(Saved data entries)

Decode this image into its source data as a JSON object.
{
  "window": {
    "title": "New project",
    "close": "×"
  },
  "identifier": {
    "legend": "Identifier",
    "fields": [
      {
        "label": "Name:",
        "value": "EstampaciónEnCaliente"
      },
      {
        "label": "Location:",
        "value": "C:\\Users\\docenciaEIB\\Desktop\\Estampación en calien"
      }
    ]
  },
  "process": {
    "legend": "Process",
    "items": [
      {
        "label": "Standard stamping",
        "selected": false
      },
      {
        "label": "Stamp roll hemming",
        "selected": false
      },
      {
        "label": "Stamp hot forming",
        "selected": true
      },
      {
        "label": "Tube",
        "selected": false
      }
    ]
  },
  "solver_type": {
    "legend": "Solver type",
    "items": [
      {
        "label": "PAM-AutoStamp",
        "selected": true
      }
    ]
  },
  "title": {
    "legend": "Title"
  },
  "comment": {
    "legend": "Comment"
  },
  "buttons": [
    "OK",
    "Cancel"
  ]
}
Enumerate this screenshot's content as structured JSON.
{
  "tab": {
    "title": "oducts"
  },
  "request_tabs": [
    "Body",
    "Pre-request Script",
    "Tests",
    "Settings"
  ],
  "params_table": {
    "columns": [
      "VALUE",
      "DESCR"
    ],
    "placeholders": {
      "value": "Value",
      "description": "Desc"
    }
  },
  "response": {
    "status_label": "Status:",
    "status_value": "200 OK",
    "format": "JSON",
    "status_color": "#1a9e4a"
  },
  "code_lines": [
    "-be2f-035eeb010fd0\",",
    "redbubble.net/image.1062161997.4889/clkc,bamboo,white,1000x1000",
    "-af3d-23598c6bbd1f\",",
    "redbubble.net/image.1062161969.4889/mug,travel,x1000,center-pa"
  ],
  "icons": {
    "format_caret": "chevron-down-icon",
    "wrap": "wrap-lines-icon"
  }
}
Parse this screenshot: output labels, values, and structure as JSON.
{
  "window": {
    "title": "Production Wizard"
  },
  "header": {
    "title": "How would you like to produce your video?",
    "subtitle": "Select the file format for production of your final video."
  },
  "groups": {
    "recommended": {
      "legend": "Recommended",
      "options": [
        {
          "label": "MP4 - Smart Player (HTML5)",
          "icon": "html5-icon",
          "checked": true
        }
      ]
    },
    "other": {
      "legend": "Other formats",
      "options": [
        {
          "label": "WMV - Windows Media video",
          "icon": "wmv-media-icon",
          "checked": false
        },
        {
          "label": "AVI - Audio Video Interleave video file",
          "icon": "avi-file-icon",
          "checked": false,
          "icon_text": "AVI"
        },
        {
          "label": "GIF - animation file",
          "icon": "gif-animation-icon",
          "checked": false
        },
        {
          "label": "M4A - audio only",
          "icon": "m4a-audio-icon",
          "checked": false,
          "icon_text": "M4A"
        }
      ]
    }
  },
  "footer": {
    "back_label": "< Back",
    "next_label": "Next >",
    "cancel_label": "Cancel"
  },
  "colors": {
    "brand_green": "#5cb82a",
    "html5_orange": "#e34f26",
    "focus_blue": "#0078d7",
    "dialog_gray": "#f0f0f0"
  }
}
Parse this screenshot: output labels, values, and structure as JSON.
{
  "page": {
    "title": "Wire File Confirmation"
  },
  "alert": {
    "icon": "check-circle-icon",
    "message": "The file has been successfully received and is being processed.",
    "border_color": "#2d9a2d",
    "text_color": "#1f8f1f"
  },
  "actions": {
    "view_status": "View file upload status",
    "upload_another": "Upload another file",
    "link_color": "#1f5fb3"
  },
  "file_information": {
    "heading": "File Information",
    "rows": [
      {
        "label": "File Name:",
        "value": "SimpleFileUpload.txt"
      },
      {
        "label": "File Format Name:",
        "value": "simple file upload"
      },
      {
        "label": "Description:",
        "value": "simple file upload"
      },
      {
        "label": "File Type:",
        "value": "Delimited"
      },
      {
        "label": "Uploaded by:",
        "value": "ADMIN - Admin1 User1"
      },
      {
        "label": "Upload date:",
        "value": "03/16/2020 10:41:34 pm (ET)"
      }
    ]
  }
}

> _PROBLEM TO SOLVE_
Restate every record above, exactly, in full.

> _WRITTEN ANSWER_
Decode this image into its source data as a JSON object.
{
  "window": {
    "title": "New project",
    "close": "×"
  },
  "identifier": {
    "legend": "Identifier",
    "fields": [
      {
        "label": "Name:",
        "value": "EstampaciónEnCaliente"
      },
      {
        "label": "Location:",
        "value": "C:\\Users\\docenciaEIB\\Desktop\\Estampación en calien"
      }
    ]
  },
  "process": {
    "legend": "Process",
    "items": [
      {
        "label": "Standard stamping",
        "selected": false
      },
      {
        "label": "Stamp roll hemming",
        "selected": false
      },
      {
        "label": "Stamp hot forming",
        "selected": true
      },
      {
        "label": "Tube",
        "selected": false
      }
    ]
  },
  "solver_type": {
    "legend": "Solver type",
    "items": [
      {
        "label": "PAM-AutoStamp",
        "selected": true
      }
    ]
  },
  "title": {
    "legend": "Title"
  },
  "comment": {
    "legend": "Comment"
  },
  "buttons": [
    "OK",
    "Cancel"
  ]
}
Enumerate this screenshot's content as structured JSON.
{
  "tab": {
    "title": "oducts"
  },
  "request_tabs": [
    "Body",
    "Pre-request Script",
    "Tests",
    "Settings"
  ],
  "params_table": {
    "columns": [
      "VALUE",
      "DESCR"
    ],
    "placeholders": {
      "value": "Value",
      "description": "Desc"
    }
  },
  "response": {
    "status_label": "Status:",
    "status_value": "200 OK",
    "format": "JSON",
    "status_color": "#1a9e4a"
  },
  "code_lines": [
    "-be2f-035eeb010fd0\",",
    "redbubble.net/image.1062161997.4889/clkc,bamboo,white,1000x1000",
    "-af3d-23598c6bbd1f\",",
    "redbubble.net/image.1062161969.4889/mug,travel,x1000,center-pa"
  ],
  "icons": {
    "format_caret": "chevron-down-icon",
    "wrap": "wrap-lines-icon"
  }
}
Parse this screenshot: output labels, values, and structure as JSON.
{
  "window": {
    "title": "Production Wizard"
  },
  "header": {
    "title": "How would you like to produce your video?",
    "subtitle": "Select the file format for production of your final video."
  },
  "groups": {
    "recommended": {
      "legend": "Recommended",
      "options": [
        {
          "label": "MP4 - Smart Player (HTML5)",
          "icon": "html5-icon",
          "checked": true
        }
      ]
    },
    "other": {
      "legend": "Other formats",
      "options": [
        {
          "label": "WMV - Windows Media video",
          "icon": "wmv-media-icon",
          "checked": false
        },
        {
          "label": "AVI - Audio Video Interleave video file",
          "icon": "avi-file-icon",
          "checked": false,
          "icon_text": "AVI"
        },
        {
          "label": "GIF - animation file",
          "icon": "gif-animation-icon",
          "checked": false
        },
        {
          "label": "M4A - audio only",
          "icon": "m4a-audio-icon",
          "checked": false,
          "icon_text": "M4A"
        }
      ]
    }
  },
  "footer": {
    "back_label": "< Back",
    "next_label": "Next >",
    "cancel_label": "Cancel"
  },
  "colors": {
    "brand_green": "#5cb82a",
    "html5_orange": "#e34f26",
    "focus_blue": "#0078d7",
    "dialog_gray": "#f0f0f0"
  }
}
Parse this screenshot: output labels, values, and structure as JSON.
{
  "page": {
    "title": "Wire File Confirmation"
  },
  "alert": {
    "icon": "check-circle-icon",
    "message": "The file has been successfully received and is being processed.",
    "border_color": "#2d9a2d",
    "text_color": "#1f8f1f"
  },
  "actions": {
    "view_status": "View file upload status",
    "upload_another": "Upload another file",
    "link_color": "#1f5fb3"
  },
  "file_information": {
    "heading": "File Information",
    "rows": [
      {
        "label": "File Name:",
        "value": "SimpleFileUpload.txt"
      },
      {
        "label": "File Format Name:",
        "value": "simple file upload"
      },
      {
        "label": "Description:",
        "value": "simple file upload"
      },
      {
        "label": "File Type:",
        "value": "Delimited"
      },
      {
        "label": "Uploaded by:",
        "value": "ADMIN - Admin1 User1"
      },
      {
        "label": "Upload date:",
        "value": "03/16/2020 10:41:34 pm (ET)"
      }
    ]
  }
}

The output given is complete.